Data extracted from a collection:
============

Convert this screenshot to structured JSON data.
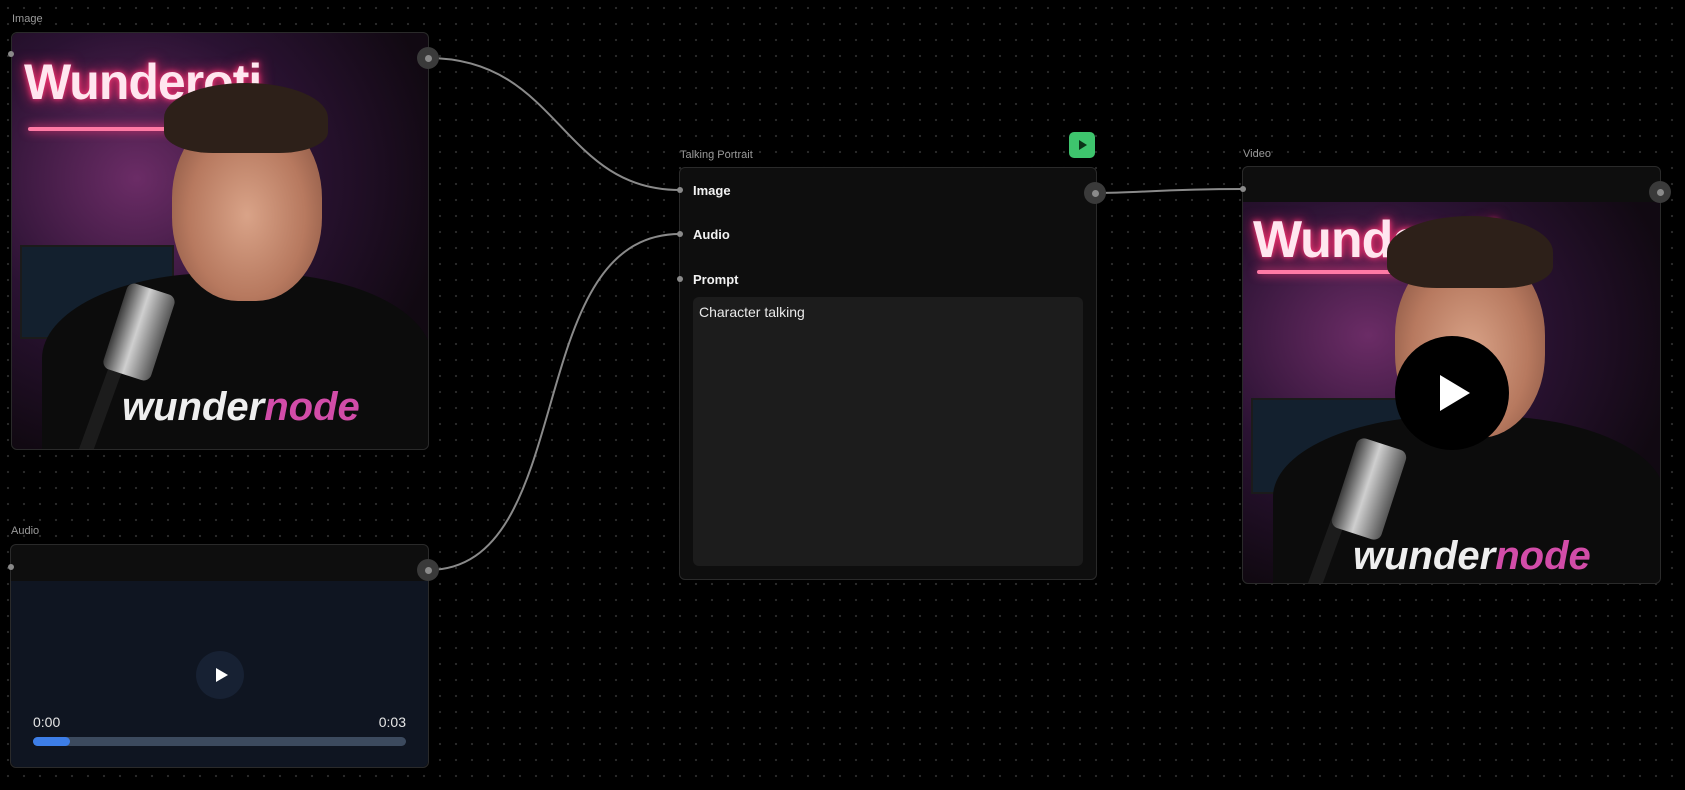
{
  "nodes": {
    "image": {
      "title": "Image",
      "neon_sign": "Wunderoti",
      "shirt_logo_word1": "wunder",
      "shirt_logo_word2": "node"
    },
    "audio": {
      "title": "Audio",
      "time_current": "0:00",
      "time_total": "0:03",
      "progress_fraction": 0.1
    },
    "talking_portrait": {
      "title": "Talking Portrait",
      "inputs": {
        "image_label": "Image",
        "audio_label": "Audio",
        "prompt_label": "Prompt"
      },
      "prompt_value": "Character talking"
    },
    "video": {
      "title": "Video",
      "neon_sign": "Wunderoti",
      "shirt_logo_word1": "wunder",
      "shirt_logo_word2": "node"
    }
  },
  "colors": {
    "run_button": "#3ec46d",
    "audio_progress": "#3d7ee8",
    "shirt_logo_accent": "#d24ca8",
    "neon_glow": "#ff3a7a"
  },
  "icons": {
    "run": "play-icon",
    "video_play": "play-icon",
    "audio_play": "play-icon"
  }
}
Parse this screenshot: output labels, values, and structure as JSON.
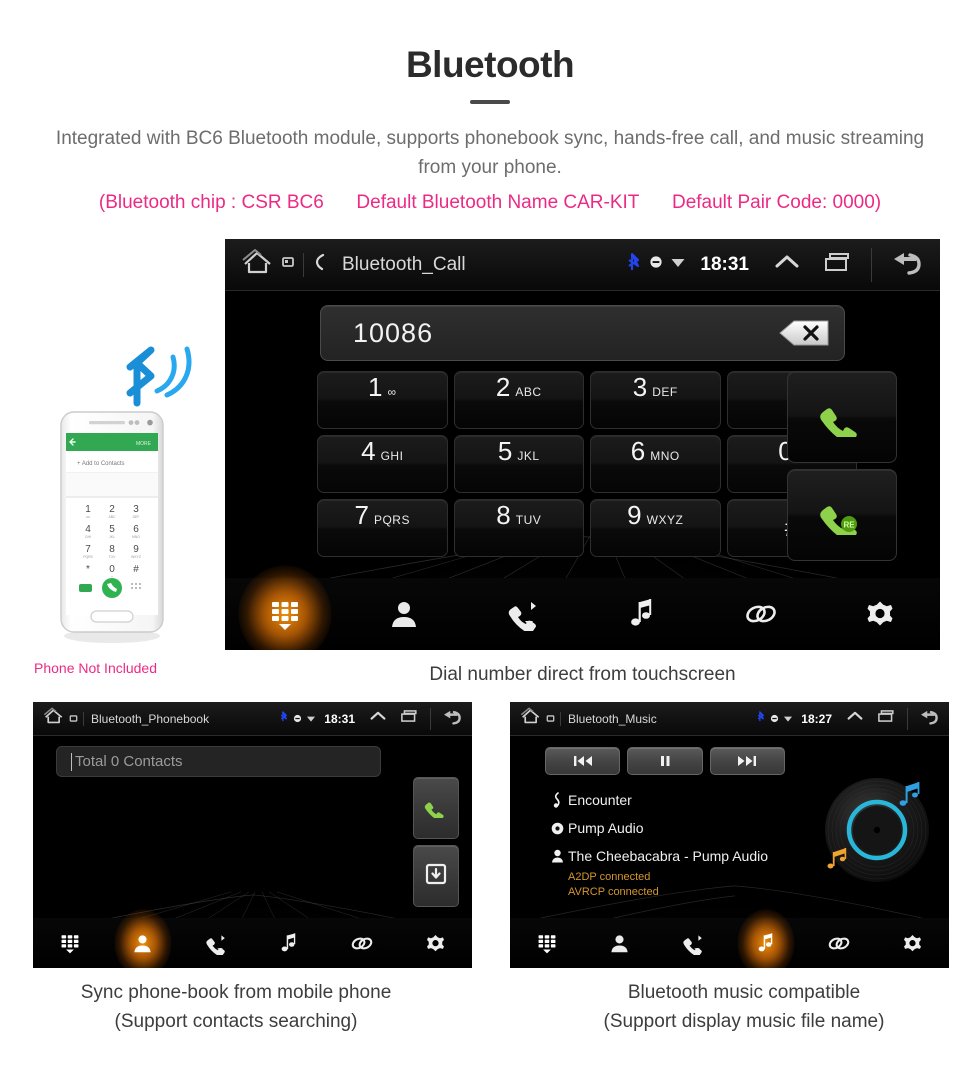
{
  "header": {
    "title": "Bluetooth",
    "subtitle": "Integrated with BC6 Bluetooth module, supports phonebook sync, hands-free call, and music streaming from your phone.",
    "spec_chip": "(Bluetooth chip : CSR BC6",
    "spec_name": "Default Bluetooth Name CAR-KIT",
    "spec_pair": "Default Pair Code: 0000)",
    "accent_pink": "#ec2a85",
    "subtitle_color": "#6d6d6d"
  },
  "phone_illustration": {
    "note": "Phone Not Included",
    "screen_action": "Add to Contacts",
    "screen_more": "MORE",
    "keys": [
      "1",
      "2",
      "3",
      "4",
      "5",
      "6",
      "7",
      "8",
      "9",
      "*",
      "0",
      "#"
    ]
  },
  "call_screen": {
    "status": {
      "title": "Bluetooth_Call",
      "clock": "18:31",
      "icons": [
        "home-icon",
        "screenshot-icon",
        "call-icon",
        "bluetooth-icon",
        "mute-icon",
        "wifi-icon",
        "chevron-up-icon",
        "recent-apps-icon",
        "back-icon"
      ],
      "bluetooth_color": "#2244ee"
    },
    "dial_value": "10086",
    "delete_label": "x",
    "keys": [
      {
        "digit": "1",
        "letters": "∞"
      },
      {
        "digit": "2",
        "letters": "ABC"
      },
      {
        "digit": "3",
        "letters": "DEF"
      },
      {
        "digit": "*",
        "letters": ""
      },
      {
        "digit": "4",
        "letters": "GHI"
      },
      {
        "digit": "5",
        "letters": "JKL"
      },
      {
        "digit": "6",
        "letters": "MNO"
      },
      {
        "digit": "0",
        "letters": "+"
      },
      {
        "digit": "7",
        "letters": "PQRS"
      },
      {
        "digit": "8",
        "letters": "TUV"
      },
      {
        "digit": "9",
        "letters": "WXYZ"
      },
      {
        "digit": "#",
        "letters": ""
      }
    ],
    "call_button": "call-icon",
    "redial_button": "redial-icon",
    "redial_badge": "RE",
    "nav": [
      {
        "name": "keypad",
        "active": true
      },
      {
        "name": "contacts",
        "active": false
      },
      {
        "name": "call-log",
        "active": false
      },
      {
        "name": "music",
        "active": false
      },
      {
        "name": "link",
        "active": false
      },
      {
        "name": "settings",
        "active": false
      }
    ],
    "caption": "Dial number direct from touchscreen"
  },
  "phonebook_screen": {
    "status": {
      "title": "Bluetooth_Phonebook",
      "clock": "18:31"
    },
    "search_value": "Total 0 Contacts",
    "side_buttons": [
      "call-icon",
      "download-icon"
    ],
    "nav": [
      {
        "name": "keypad",
        "active": false
      },
      {
        "name": "contacts",
        "active": true
      },
      {
        "name": "call-log",
        "active": false
      },
      {
        "name": "music",
        "active": false
      },
      {
        "name": "link",
        "active": false
      },
      {
        "name": "settings",
        "active": false
      }
    ],
    "caption_line1": "Sync phone-book from mobile phone",
    "caption_line2": "(Support contacts searching)"
  },
  "music_screen": {
    "status": {
      "title": "Bluetooth_Music",
      "clock": "18:27"
    },
    "transport": [
      "previous-track-icon",
      "pause-icon",
      "next-track-icon"
    ],
    "track_title": "Encounter",
    "album": "Pump Audio",
    "artist": "The Cheebacabra - Pump Audio",
    "status_a2dp": "A2DP connected",
    "status_avrcp": "AVRCP connected",
    "status_color": "#d4962b",
    "disc_accent": "#29b6d8",
    "nav": [
      {
        "name": "keypad",
        "active": false
      },
      {
        "name": "contacts",
        "active": false
      },
      {
        "name": "call-log",
        "active": false
      },
      {
        "name": "music",
        "active": true
      },
      {
        "name": "link",
        "active": false
      },
      {
        "name": "settings",
        "active": false
      }
    ],
    "caption_line1": "Bluetooth music compatible",
    "caption_line2": "(Support display music file name)"
  }
}
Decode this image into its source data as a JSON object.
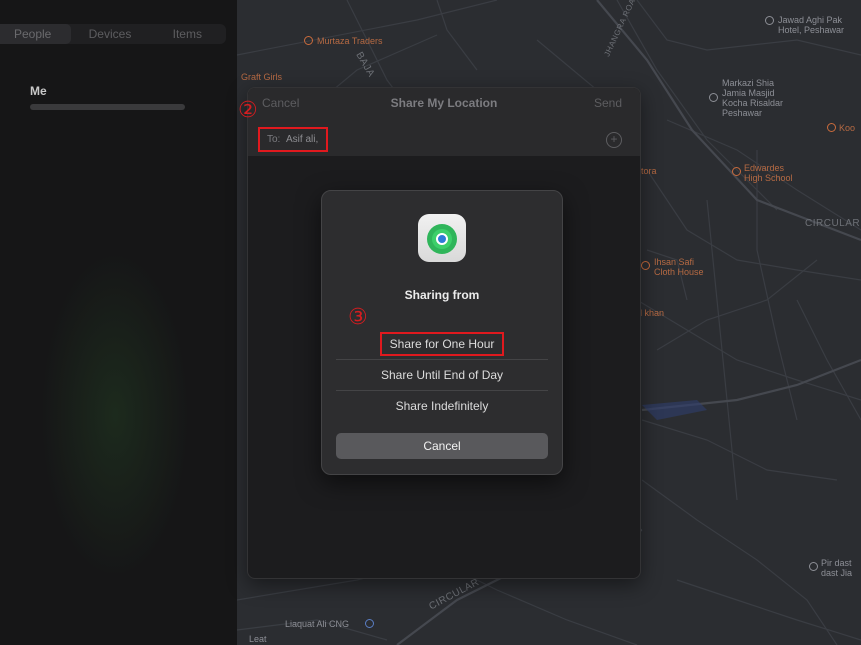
{
  "sidebar": {
    "tabs": [
      "People",
      "Devices",
      "Items"
    ],
    "me_label": "Me"
  },
  "map": {
    "labels": {
      "murtaza": "Murtaza Traders",
      "jawad_1": "Jawad Aghi Pak",
      "jawad_2": "Hotel, Peshawar",
      "graft": "Graft Girls",
      "road_baja": "BAJA",
      "road_jhangra": "JHANGRA ROAD",
      "markazi_1": "Markazi Shia",
      "markazi_2": "Jamia Masjid",
      "markazi_3": "Kocha Risaldar",
      "markazi_4": "Peshawar",
      "koo": "Koo",
      "edwardes_1": "Edwardes",
      "edwardes_2": "High School",
      "circular_right": "CIRCULAR",
      "tora": "tora",
      "ihsan_1": "Ihsan Safi",
      "ihsan_2": "Cloth House",
      "ikhan": "l khan",
      "circular_bottom": "CIRCULAR",
      "liaquat": "Liaquat Ali CNG",
      "pir_1": "Pir dast",
      "pir_2": "dast Jia",
      "leat": "Leat"
    }
  },
  "share_window": {
    "cancel": "Cancel",
    "title": "Share My Location",
    "send": "Send",
    "to_label": "To:",
    "to_value": "Asif ali,",
    "add_icon": "+"
  },
  "steps": {
    "two": "②",
    "three": "③"
  },
  "dialog": {
    "title": "Sharing from",
    "options": [
      "Share for One Hour",
      "Share Until End of Day",
      "Share Indefinitely"
    ],
    "cancel": "Cancel"
  },
  "colors": {
    "highlight": "#e0191e",
    "dialog_bg": "#2d2d2f",
    "map_bg": "#2b2d31",
    "findmy_green": "#34c759"
  }
}
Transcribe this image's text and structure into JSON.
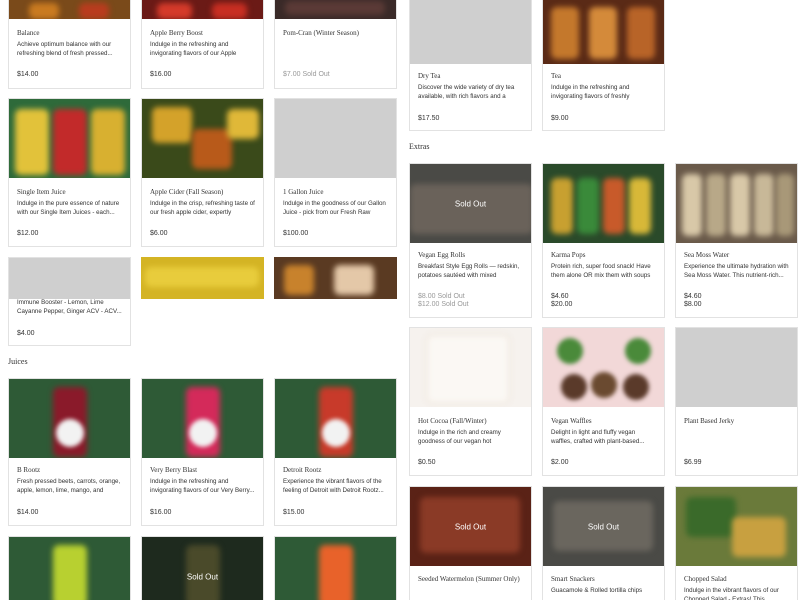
{
  "sections": {
    "juices": "Juices",
    "extras": "Extras"
  },
  "sold_out_label": "Sold Out",
  "cards": {
    "balance": {
      "title": "Balance",
      "desc": "Achieve optimum balance with our refreshing blend of fresh pressed...",
      "price": "$14.00"
    },
    "apple_berry_boost": {
      "title": "Apple Berry Boost",
      "desc": "Indulge in the refreshing and invigorating flavors of our Apple Berry...",
      "price": "$16.00"
    },
    "pom_cran": {
      "title": "Pom-Cran (Winter Season)",
      "price": "$7.00",
      "sold": "Sold Out"
    },
    "dry_tea": {
      "title": "Dry Tea",
      "desc": "Discover the wide variety of dry tea available, with rich flavors and a rang...",
      "price": "$17.50"
    },
    "tea": {
      "title": "Tea",
      "desc": "Indulge in the refreshing and invigorating flavors of freshly brewed...",
      "price": "$9.00"
    },
    "single_item_juice": {
      "title": "Single Item Juice",
      "desc": "Indulge in the pure essence of nature with our Single Item Juices - each...",
      "price": "$12.00"
    },
    "apple_cider": {
      "title": "Apple Cider (Fall Season)",
      "desc": "Indulge in the crisp, refreshing taste of our fresh apple cider, expertly crafted...",
      "price": "$6.00"
    },
    "gallon_juice": {
      "title": "1 Gallon Juice",
      "desc": "Indulge in the goodness of our Gallon Juice - pick from our Fresh Raw Juice...",
      "price": "$100.00"
    },
    "immune_booster": {
      "desc": "Immune Booster - Lemon, Lime Cayanne Pepper, Ginger ACV - ACV...",
      "price": "$4.00"
    },
    "vegan_egg_rolls": {
      "title": "Vegan Egg Rolls",
      "desc": "Breakfast Style Egg Rolls — redskin, potatoes sautéed with mixed peppers...",
      "price": "$8.00",
      "price2": "$12.00",
      "sold": "Sold Out",
      "sold2": "Sold Out"
    },
    "karma_pops": {
      "title": "Karma Pops",
      "desc": "Protein rich, super food snack! Have them alone OR mix them with soups o...",
      "price": "$4.60",
      "price2": "$20.00"
    },
    "sea_moss_water": {
      "title": "Sea Moss Water",
      "desc": "Experience the ultimate hydration with Sea Moss Water. This nutrient-rich...",
      "price": "$4.60",
      "price2": "$8.00"
    },
    "b_rootz": {
      "title": "B Rootz",
      "desc": "Fresh pressed beets, carrots, orange, apple, lemon, lime, mango, and ginge...",
      "price": "$14.00"
    },
    "very_berry_blast": {
      "title": "Very Berry Blast",
      "desc": "Indulge in the refreshing and invigorating flavors of our Very Berry...",
      "price": "$16.00"
    },
    "detroit_rootz": {
      "title": "Detroit Rootz",
      "desc": "Experience the vibrant flavors of the feeling of Detroit with Detroit Rootz...",
      "price": "$15.00"
    },
    "hot_cocoa": {
      "title": "Hot Cocoa (Fall/Winter)",
      "desc": "Indulge in the rich and creamy goodness of our vegan hot chocolate...",
      "price": "$0.50"
    },
    "vegan_waffles": {
      "title": "Vegan Waffles",
      "desc": "Delight in light and fluffy vegan waffles, crafted with plant-based...",
      "price": "$2.00"
    },
    "plant_based_jerky": {
      "title": "Plant Based Jerky",
      "price": "$6.99"
    },
    "seeded_watermelon": {
      "title": "Seeded Watermelon (Summer Only)"
    },
    "smart_snackers": {
      "title": "Smart Snackers",
      "desc": "Guacamole & Rolled tortilla chips"
    },
    "chopped_salad": {
      "title": "Chopped Salad",
      "desc": "Indulge in the vibrant flavors of our Chopped Salad - Extras! This..."
    }
  },
  "colors": {
    "border": "#e2e2e2",
    "text": "#333333",
    "muted": "#999999",
    "placeholder": "#cfcfcf"
  }
}
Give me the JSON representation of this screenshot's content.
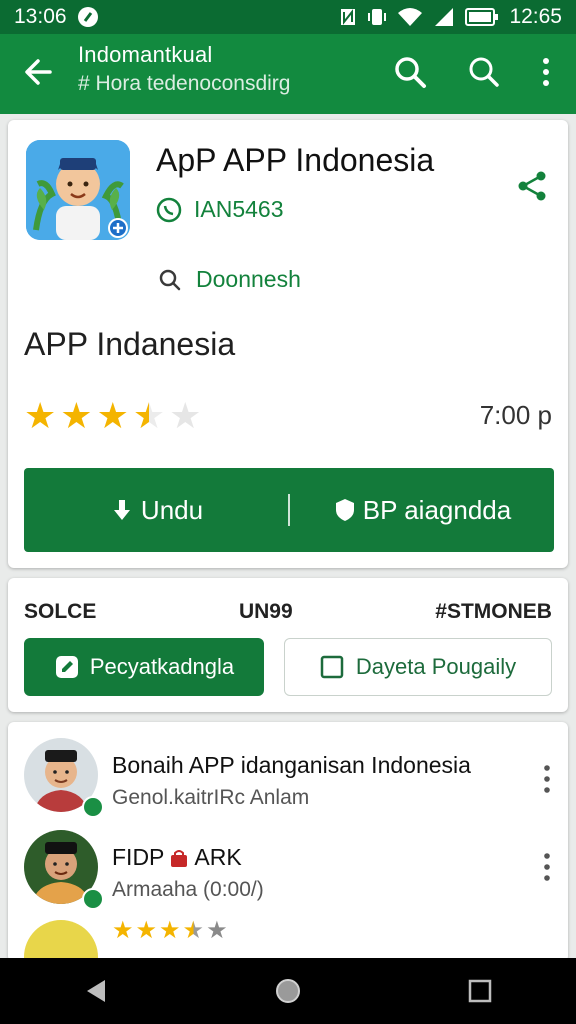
{
  "status": {
    "time_left": "13:06",
    "time_right": "12:65"
  },
  "appbar": {
    "title": "Indomantkual",
    "subtitle": "# Hora tedenoconsdirg"
  },
  "app": {
    "name": "ApP APP Indonesia",
    "dev_id": "IAN5463",
    "dev_link": "Doonnesh",
    "subtitle": "APP  Indanesia",
    "rating": 3.5,
    "time": "7:00 p"
  },
  "actions": {
    "download": "Undu",
    "secondary": "BP aiagndda"
  },
  "meta": {
    "col1": "SOLCE",
    "col2": "UN99",
    "col3": "#STMONEB"
  },
  "buttons": {
    "primary": "Pecyatkadngla",
    "secondary": "Dayeta Pougaily"
  },
  "list": [
    {
      "title": "Bonaih APP idanganisan Indonesia",
      "subtitle": "Genol.kaitrIRc Anlam"
    },
    {
      "title": "FIDP",
      "title_badge": "ARK",
      "subtitle": "Armaaha (0:00/)"
    },
    {
      "rating": 3.5
    }
  ],
  "colors": {
    "primary": "#128a3f",
    "dark": "#0b6b32",
    "star": "#f4b400"
  }
}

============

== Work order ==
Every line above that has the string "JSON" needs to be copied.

== Written answer ==
Convert this screenshot to structured JSON data.
Parse this screenshot: output labels, values, and structure as JSON.
Decode this image into its source data as a JSON object.
Transcribe this image's text and structure into JSON.
Give me the JSON representation of this screenshot's content.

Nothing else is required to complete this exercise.